◆ PROBLEM REQUIREMENTS: Each record beneath this line is to be copied exactly.

_ _ _ _ _ _ _

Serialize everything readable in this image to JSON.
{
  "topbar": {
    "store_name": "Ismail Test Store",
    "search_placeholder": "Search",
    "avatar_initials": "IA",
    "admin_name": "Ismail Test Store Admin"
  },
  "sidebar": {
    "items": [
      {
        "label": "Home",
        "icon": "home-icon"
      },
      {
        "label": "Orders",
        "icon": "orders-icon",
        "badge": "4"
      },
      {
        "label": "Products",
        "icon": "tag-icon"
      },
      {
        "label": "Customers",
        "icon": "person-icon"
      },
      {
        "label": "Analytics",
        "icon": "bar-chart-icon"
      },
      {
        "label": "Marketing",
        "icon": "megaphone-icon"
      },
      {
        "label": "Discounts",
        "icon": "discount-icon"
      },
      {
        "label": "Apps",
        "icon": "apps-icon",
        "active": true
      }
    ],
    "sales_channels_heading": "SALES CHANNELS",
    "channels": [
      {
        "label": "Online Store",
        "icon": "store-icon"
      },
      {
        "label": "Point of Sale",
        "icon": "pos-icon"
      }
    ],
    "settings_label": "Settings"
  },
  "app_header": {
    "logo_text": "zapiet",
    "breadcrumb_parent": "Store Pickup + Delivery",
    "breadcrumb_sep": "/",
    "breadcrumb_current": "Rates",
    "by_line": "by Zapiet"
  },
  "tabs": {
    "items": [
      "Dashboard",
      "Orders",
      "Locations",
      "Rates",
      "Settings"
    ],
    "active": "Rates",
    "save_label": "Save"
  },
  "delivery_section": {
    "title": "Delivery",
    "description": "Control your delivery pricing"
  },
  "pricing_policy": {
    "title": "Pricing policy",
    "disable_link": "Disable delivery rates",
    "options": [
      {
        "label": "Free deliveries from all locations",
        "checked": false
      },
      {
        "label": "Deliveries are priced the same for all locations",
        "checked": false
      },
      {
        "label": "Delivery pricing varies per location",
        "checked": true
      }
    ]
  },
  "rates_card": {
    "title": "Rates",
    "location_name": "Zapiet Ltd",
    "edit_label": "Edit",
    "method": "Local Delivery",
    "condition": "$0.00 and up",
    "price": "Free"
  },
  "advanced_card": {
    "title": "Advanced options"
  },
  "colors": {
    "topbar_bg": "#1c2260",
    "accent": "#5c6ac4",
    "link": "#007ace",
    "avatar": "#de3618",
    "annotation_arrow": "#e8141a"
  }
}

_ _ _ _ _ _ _

◆ EXPECTED OUTPUT:
Serialize everything readable in this image to JSON.
{
  "topbar": {
    "store_name": "Ismail Test Store",
    "search_placeholder": "Search",
    "avatar_initials": "IA",
    "admin_name": "Ismail Test Store Admin"
  },
  "sidebar": {
    "items": [
      {
        "label": "Home",
        "icon": "home-icon"
      },
      {
        "label": "Orders",
        "icon": "orders-icon",
        "badge": "4"
      },
      {
        "label": "Products",
        "icon": "tag-icon"
      },
      {
        "label": "Customers",
        "icon": "person-icon"
      },
      {
        "label": "Analytics",
        "icon": "bar-chart-icon"
      },
      {
        "label": "Marketing",
        "icon": "megaphone-icon"
      },
      {
        "label": "Discounts",
        "icon": "discount-icon"
      },
      {
        "label": "Apps",
        "icon": "apps-icon",
        "active": true
      }
    ],
    "sales_channels_heading": "SALES CHANNELS",
    "channels": [
      {
        "label": "Online Store",
        "icon": "store-icon"
      },
      {
        "label": "Point of Sale",
        "icon": "pos-icon"
      }
    ],
    "settings_label": "Settings"
  },
  "app_header": {
    "logo_text": "zapiet",
    "breadcrumb_parent": "Store Pickup + Delivery",
    "breadcrumb_sep": "/",
    "breadcrumb_current": "Rates",
    "by_line": "by Zapiet"
  },
  "tabs": {
    "items": [
      "Dashboard",
      "Orders",
      "Locations",
      "Rates",
      "Settings"
    ],
    "active": "Rates",
    "save_label": "Save"
  },
  "delivery_section": {
    "title": "Delivery",
    "description": "Control your delivery pricing"
  },
  "pricing_policy": {
    "title": "Pricing policy",
    "disable_link": "Disable delivery rates",
    "options": [
      {
        "label": "Free deliveries from all locations",
        "checked": false
      },
      {
        "label": "Deliveries are priced the same for all locations",
        "checked": false
      },
      {
        "label": "Delivery pricing varies per location",
        "checked": true
      }
    ]
  },
  "rates_card": {
    "title": "Rates",
    "location_name": "Zapiet Ltd",
    "edit_label": "Edit",
    "method": "Local Delivery",
    "condition": "$0.00 and up",
    "price": "Free"
  },
  "advanced_card": {
    "title": "Advanced options"
  },
  "colors": {
    "topbar_bg": "#1c2260",
    "accent": "#5c6ac4",
    "link": "#007ace",
    "avatar": "#de3618",
    "annotation_arrow": "#e8141a"
  }
}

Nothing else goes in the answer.